The problem
Each line in the entries below that holds the string "Coba" must be copied.

Task material
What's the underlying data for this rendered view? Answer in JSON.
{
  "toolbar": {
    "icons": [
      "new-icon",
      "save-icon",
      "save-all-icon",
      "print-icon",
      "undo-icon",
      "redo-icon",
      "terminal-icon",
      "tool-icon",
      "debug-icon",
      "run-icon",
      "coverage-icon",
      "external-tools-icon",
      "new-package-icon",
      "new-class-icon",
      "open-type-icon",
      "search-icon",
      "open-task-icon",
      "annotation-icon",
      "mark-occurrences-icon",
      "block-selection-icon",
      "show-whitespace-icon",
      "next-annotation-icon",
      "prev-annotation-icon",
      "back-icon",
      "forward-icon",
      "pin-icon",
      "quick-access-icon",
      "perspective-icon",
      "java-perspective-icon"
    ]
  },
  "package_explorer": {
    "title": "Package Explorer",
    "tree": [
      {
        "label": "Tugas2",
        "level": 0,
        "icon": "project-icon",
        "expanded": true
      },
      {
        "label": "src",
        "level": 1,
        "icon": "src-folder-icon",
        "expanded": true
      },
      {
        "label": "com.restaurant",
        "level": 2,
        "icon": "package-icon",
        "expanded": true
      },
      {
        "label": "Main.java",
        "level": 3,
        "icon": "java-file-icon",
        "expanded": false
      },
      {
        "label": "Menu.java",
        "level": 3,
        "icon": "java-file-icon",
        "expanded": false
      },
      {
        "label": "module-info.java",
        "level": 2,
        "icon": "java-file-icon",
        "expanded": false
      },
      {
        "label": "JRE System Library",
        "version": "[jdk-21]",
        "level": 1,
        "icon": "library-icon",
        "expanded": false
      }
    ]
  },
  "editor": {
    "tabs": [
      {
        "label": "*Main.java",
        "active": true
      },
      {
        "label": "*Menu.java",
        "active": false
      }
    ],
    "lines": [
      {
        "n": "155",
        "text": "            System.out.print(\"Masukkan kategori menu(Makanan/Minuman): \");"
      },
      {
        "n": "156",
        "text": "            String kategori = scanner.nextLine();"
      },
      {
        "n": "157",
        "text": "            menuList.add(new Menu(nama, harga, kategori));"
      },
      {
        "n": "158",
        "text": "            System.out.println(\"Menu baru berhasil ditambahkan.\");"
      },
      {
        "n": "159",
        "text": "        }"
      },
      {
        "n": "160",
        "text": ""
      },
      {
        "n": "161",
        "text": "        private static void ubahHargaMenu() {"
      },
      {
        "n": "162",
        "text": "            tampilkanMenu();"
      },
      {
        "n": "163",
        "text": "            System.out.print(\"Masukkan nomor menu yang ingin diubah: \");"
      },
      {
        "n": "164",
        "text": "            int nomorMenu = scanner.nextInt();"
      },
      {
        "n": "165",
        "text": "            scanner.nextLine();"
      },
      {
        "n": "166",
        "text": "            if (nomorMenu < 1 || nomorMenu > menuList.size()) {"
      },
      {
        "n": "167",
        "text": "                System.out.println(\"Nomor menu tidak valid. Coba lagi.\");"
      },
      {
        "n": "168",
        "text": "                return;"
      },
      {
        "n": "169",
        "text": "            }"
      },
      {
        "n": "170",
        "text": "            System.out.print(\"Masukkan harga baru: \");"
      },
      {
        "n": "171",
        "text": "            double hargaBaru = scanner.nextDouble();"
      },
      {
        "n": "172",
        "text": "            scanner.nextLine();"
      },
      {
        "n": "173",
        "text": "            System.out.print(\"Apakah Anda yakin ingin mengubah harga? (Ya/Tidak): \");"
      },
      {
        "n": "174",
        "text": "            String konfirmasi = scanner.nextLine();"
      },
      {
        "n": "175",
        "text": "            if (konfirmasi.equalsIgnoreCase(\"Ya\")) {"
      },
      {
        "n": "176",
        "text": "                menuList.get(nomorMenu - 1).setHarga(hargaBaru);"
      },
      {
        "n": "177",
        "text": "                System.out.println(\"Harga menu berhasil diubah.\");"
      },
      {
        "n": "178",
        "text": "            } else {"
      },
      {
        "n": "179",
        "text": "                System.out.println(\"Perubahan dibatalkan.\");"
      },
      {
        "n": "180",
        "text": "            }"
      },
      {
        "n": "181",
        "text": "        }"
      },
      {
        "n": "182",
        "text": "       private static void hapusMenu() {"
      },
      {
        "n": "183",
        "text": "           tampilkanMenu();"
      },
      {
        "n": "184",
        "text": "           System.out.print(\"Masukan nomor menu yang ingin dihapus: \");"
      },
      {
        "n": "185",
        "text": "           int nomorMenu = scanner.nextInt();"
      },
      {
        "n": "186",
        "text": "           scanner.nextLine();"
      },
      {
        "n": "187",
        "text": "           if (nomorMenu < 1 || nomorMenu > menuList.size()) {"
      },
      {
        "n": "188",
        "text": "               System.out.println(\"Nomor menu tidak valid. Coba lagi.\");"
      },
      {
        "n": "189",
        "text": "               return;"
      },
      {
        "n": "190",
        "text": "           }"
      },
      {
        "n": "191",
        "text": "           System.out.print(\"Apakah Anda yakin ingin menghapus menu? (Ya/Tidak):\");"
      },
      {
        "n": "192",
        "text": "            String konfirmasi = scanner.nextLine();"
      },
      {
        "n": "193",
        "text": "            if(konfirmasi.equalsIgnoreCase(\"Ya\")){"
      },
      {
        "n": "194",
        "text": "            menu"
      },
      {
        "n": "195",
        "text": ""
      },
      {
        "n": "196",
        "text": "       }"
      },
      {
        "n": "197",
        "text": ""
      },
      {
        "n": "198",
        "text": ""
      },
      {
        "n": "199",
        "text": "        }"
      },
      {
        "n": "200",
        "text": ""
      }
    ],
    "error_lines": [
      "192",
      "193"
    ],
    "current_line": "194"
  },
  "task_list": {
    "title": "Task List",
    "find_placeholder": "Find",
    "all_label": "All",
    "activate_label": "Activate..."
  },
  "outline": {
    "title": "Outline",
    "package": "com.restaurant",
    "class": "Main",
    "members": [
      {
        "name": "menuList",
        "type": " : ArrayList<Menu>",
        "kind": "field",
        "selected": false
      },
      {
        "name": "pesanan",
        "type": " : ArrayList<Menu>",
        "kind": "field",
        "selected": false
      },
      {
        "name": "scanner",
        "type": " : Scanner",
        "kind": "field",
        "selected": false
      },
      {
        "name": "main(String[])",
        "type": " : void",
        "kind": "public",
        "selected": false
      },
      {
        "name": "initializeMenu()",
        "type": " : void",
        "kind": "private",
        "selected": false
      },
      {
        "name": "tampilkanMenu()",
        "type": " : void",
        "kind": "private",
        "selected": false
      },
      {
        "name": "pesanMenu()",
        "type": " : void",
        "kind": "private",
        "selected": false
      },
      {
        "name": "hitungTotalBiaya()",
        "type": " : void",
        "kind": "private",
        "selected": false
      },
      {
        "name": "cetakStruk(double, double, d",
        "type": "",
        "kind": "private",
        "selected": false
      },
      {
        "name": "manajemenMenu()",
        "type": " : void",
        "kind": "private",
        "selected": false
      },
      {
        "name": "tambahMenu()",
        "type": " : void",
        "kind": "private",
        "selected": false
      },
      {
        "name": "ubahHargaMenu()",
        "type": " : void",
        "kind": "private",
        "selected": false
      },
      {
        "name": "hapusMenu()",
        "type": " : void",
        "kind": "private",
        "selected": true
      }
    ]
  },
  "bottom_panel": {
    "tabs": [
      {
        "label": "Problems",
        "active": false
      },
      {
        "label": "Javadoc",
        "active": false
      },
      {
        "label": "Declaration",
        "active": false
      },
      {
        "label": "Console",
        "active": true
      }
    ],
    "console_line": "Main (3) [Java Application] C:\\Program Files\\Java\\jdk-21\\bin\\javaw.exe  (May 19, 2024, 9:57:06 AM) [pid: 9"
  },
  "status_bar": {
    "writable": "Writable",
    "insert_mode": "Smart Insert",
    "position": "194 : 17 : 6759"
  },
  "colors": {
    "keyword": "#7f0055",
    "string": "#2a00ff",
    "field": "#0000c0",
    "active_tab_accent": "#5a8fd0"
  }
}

Solution
        "text": "                System.out.println(\"Nomor menu tidak valid. Coba lagi.\");"
        "text": "               System.out.println(\"Nomor menu tidak valid. Coba lagi.\");"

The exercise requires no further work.